┏━━
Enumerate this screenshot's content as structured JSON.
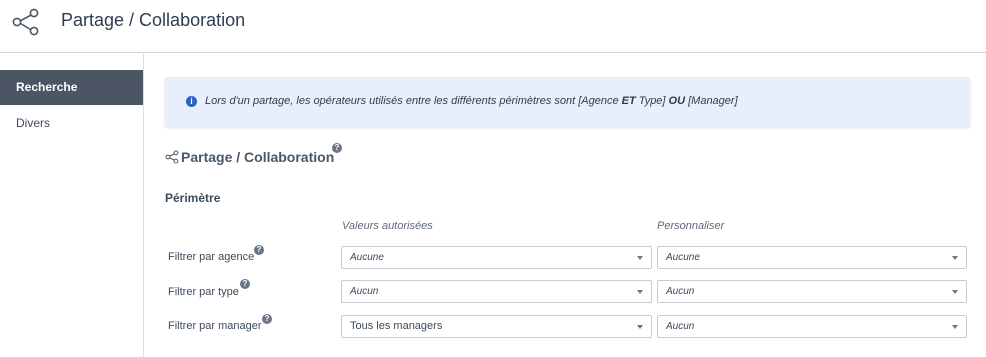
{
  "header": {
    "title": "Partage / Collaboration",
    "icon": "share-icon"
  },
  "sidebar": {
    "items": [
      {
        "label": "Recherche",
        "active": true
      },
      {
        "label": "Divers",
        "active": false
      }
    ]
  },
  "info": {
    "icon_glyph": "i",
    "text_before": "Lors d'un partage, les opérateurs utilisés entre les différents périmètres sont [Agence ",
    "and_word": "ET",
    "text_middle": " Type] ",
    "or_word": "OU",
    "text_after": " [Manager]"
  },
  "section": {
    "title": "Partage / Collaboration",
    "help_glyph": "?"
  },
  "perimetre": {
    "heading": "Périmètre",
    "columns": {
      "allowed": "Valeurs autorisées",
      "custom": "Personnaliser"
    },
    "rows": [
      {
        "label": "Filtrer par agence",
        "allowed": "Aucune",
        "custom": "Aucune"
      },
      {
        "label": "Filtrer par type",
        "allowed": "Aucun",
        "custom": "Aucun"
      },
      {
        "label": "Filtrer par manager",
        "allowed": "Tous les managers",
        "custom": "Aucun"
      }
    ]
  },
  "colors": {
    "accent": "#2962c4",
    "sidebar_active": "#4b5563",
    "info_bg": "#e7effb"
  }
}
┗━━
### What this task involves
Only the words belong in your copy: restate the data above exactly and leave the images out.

### Solution to this exercise
Enumerate this screenshot's content as structured JSON.
{
  "header": {
    "title": "Partage / Collaboration",
    "icon": "share-icon"
  },
  "sidebar": {
    "items": [
      {
        "label": "Recherche",
        "active": true
      },
      {
        "label": "Divers",
        "active": false
      }
    ]
  },
  "info": {
    "icon_glyph": "i",
    "text_before": "Lors d'un partage, les opérateurs utilisés entre les différents périmètres sont [Agence ",
    "and_word": "ET",
    "text_middle": " Type] ",
    "or_word": "OU",
    "text_after": " [Manager]"
  },
  "section": {
    "title": "Partage / Collaboration",
    "help_glyph": "?"
  },
  "perimetre": {
    "heading": "Périmètre",
    "columns": {
      "allowed": "Valeurs autorisées",
      "custom": "Personnaliser"
    },
    "rows": [
      {
        "label": "Filtrer par agence",
        "allowed": "Aucune",
        "custom": "Aucune"
      },
      {
        "label": "Filtrer par type",
        "allowed": "Aucun",
        "custom": "Aucun"
      },
      {
        "label": "Filtrer par manager",
        "allowed": "Tous les managers",
        "custom": "Aucun"
      }
    ]
  },
  "colors": {
    "accent": "#2962c4",
    "sidebar_active": "#4b5563",
    "info_bg": "#e7effb"
  }
}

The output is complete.